Counties and cities around the country have been introducing new means of traffic control that utilize traditional signage and signals but with added functionality. In Kansas City, Mo., the Public Works Department has installed solar-powered stop signs with flashing lights; in Minneapolis, Minn., the local Department of Transportation has incorporated flashing and solid yellow left turn signals.
Kansas City's new stop signs, equipped with LED bulbs that flash in unison at the rate of once a second, were installed at intersections with frequent "sign-running problems," according to The Kansas City Star. It is hoped that drivers will be more likely to obey when confronted with a noticeable flashing sign, which would then provide more safety to pedestrians in these areas.
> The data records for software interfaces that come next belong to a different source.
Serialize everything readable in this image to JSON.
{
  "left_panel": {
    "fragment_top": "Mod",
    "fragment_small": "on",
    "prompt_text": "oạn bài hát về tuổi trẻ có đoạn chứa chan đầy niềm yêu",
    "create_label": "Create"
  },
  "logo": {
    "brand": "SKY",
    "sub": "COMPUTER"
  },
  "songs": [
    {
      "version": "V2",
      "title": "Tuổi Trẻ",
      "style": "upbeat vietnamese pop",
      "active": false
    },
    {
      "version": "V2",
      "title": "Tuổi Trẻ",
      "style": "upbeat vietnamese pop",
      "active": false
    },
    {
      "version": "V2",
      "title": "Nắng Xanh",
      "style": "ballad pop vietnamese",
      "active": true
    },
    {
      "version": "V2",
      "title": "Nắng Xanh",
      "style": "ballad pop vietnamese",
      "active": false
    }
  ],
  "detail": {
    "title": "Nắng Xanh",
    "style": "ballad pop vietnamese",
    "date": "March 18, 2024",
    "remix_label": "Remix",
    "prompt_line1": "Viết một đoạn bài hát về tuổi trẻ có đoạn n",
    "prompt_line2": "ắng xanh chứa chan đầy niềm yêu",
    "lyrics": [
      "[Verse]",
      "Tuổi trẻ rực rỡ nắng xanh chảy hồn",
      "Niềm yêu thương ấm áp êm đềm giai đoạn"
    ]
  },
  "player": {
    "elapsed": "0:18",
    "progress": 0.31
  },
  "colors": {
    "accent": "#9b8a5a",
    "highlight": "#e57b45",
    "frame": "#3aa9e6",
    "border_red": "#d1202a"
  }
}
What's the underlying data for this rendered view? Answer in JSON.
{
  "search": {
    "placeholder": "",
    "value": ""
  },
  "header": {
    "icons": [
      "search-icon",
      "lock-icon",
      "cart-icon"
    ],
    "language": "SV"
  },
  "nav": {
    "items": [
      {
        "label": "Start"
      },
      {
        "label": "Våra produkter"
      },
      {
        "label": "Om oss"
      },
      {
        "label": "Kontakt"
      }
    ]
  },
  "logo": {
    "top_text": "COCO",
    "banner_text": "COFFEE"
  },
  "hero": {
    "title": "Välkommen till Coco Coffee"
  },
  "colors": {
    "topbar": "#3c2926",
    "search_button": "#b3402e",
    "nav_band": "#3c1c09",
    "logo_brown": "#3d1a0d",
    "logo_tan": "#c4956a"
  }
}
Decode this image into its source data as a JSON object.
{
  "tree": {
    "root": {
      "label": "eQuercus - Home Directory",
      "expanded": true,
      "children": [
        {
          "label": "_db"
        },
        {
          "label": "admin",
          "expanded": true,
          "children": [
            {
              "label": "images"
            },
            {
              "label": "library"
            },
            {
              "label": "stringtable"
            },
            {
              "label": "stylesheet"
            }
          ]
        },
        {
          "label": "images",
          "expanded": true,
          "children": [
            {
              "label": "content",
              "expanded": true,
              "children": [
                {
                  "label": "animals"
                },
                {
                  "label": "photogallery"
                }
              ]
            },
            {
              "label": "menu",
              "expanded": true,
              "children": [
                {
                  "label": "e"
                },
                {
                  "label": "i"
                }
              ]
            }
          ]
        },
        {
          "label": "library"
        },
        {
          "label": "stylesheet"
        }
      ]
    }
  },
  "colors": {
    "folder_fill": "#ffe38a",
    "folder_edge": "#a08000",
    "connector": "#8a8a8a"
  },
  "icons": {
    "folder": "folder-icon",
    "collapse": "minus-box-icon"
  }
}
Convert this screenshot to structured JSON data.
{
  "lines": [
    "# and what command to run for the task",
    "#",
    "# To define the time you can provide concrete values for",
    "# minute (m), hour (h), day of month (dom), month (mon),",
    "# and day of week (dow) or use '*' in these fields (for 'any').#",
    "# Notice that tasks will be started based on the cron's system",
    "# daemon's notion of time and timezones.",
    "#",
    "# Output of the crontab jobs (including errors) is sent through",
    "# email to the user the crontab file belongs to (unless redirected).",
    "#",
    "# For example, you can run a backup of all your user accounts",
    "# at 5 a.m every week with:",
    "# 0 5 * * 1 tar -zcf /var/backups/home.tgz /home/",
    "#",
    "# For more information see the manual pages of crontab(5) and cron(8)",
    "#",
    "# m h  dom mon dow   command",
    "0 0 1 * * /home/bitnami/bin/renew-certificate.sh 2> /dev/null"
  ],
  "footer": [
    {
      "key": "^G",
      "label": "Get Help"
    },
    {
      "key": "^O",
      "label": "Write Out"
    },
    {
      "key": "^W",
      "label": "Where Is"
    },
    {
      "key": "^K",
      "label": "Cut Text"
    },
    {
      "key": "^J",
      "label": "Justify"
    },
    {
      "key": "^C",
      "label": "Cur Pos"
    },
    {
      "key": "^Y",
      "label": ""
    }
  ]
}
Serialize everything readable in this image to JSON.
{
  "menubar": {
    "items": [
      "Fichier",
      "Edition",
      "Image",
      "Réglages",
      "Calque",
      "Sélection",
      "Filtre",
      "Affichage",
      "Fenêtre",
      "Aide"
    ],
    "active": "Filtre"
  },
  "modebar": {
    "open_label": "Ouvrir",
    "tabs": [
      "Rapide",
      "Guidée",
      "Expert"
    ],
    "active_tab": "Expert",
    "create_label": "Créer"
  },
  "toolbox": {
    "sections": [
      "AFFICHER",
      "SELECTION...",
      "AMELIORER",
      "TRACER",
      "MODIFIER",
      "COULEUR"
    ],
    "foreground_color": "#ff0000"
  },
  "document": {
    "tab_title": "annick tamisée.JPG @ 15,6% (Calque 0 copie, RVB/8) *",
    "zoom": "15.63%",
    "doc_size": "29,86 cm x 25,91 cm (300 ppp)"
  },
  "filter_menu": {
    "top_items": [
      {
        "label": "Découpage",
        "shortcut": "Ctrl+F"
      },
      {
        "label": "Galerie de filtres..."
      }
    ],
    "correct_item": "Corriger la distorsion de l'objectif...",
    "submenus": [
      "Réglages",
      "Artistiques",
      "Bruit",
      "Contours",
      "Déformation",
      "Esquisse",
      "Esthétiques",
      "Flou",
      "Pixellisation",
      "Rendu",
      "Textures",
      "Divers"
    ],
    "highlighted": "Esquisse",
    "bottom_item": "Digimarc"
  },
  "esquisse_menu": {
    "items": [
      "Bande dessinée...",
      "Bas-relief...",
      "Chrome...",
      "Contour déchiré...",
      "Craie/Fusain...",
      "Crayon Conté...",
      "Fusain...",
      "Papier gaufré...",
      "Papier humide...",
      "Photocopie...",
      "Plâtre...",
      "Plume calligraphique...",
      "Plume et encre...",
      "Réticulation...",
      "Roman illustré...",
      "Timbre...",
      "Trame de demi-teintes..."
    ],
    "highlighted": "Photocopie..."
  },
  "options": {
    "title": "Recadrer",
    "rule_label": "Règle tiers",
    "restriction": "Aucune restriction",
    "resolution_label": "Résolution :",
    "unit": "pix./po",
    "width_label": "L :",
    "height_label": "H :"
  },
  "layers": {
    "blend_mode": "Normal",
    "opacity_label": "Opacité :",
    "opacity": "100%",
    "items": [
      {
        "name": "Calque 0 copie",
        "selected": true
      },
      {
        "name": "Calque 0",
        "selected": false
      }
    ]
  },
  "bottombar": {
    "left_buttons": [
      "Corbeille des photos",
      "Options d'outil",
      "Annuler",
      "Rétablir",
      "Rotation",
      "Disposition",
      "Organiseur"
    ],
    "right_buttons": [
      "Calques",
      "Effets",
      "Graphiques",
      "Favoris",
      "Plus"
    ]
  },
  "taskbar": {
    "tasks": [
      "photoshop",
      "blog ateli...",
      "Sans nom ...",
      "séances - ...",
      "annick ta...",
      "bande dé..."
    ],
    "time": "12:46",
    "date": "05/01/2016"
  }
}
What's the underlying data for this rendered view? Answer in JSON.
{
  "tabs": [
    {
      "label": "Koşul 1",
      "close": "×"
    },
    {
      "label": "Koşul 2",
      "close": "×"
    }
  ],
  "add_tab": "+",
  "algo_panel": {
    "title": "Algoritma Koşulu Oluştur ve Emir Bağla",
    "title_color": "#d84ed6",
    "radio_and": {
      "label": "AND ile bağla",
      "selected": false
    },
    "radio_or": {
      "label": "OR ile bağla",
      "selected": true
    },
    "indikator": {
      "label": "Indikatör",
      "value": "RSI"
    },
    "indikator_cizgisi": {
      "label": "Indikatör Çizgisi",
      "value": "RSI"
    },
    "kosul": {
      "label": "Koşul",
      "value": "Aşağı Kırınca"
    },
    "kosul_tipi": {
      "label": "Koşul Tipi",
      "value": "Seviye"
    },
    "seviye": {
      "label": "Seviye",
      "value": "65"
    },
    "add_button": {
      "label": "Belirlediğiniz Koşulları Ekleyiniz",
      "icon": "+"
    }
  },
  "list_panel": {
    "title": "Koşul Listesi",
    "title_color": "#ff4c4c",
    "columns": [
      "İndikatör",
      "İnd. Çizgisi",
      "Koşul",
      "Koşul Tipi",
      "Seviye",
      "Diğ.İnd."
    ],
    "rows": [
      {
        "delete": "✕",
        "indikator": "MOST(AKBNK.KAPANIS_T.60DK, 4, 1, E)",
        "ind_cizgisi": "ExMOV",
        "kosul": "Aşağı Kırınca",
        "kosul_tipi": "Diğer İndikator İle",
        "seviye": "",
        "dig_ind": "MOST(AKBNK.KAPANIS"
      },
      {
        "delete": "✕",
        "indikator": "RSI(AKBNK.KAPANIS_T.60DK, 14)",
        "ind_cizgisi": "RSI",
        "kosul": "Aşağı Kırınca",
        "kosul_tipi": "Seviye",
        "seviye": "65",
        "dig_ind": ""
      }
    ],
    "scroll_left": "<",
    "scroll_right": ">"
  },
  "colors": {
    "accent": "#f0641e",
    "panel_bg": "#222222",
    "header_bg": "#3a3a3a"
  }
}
"People know what to do at a stop sign. That's not the issue. It's 'Did you notice the stop sign?'" says John D. Lee, an engineering professor at the University of Wisconsin-Madison and an expert in driver distraction. "You might not notice if you're texting, for example, or if you're worried about the cyclist riding next to you. The LED lights help to distribute your attention to the critical thing in the environment."
The Minnesota Department of Transportation is rolling out new left turn signals in hopes that they will help speed up traffic flow during low traffic volume and slow traffic, according to The Daily Reporter. During these times, drivers approaching an intersection during a period of low traffic would have the option to turn left after yielding to oncoming traffic.
Solid yellow left turn signals indicate that the driver should come to a full stop before seeking to turn left; flashing yellow turn signals indicate that the driver may turn immediately after checking for oncoming traffic.
Like the flashing stop signs, these signals are intended to make the driver more aware of situation in the intersection. Yellow signals alert the driver that oncoming traffic will not stop for them.
"The hope is that there is more clarity to the situation," says Greg Chock, manager of the traffic division of Hennepin County's Transportation Department, another county in Minn. that intends to adopt these Federal Highway Administration-approved signals.
Research indicates that the signs effectively attract drivers' attention and heighten their awareness, according to The Daily Reporter.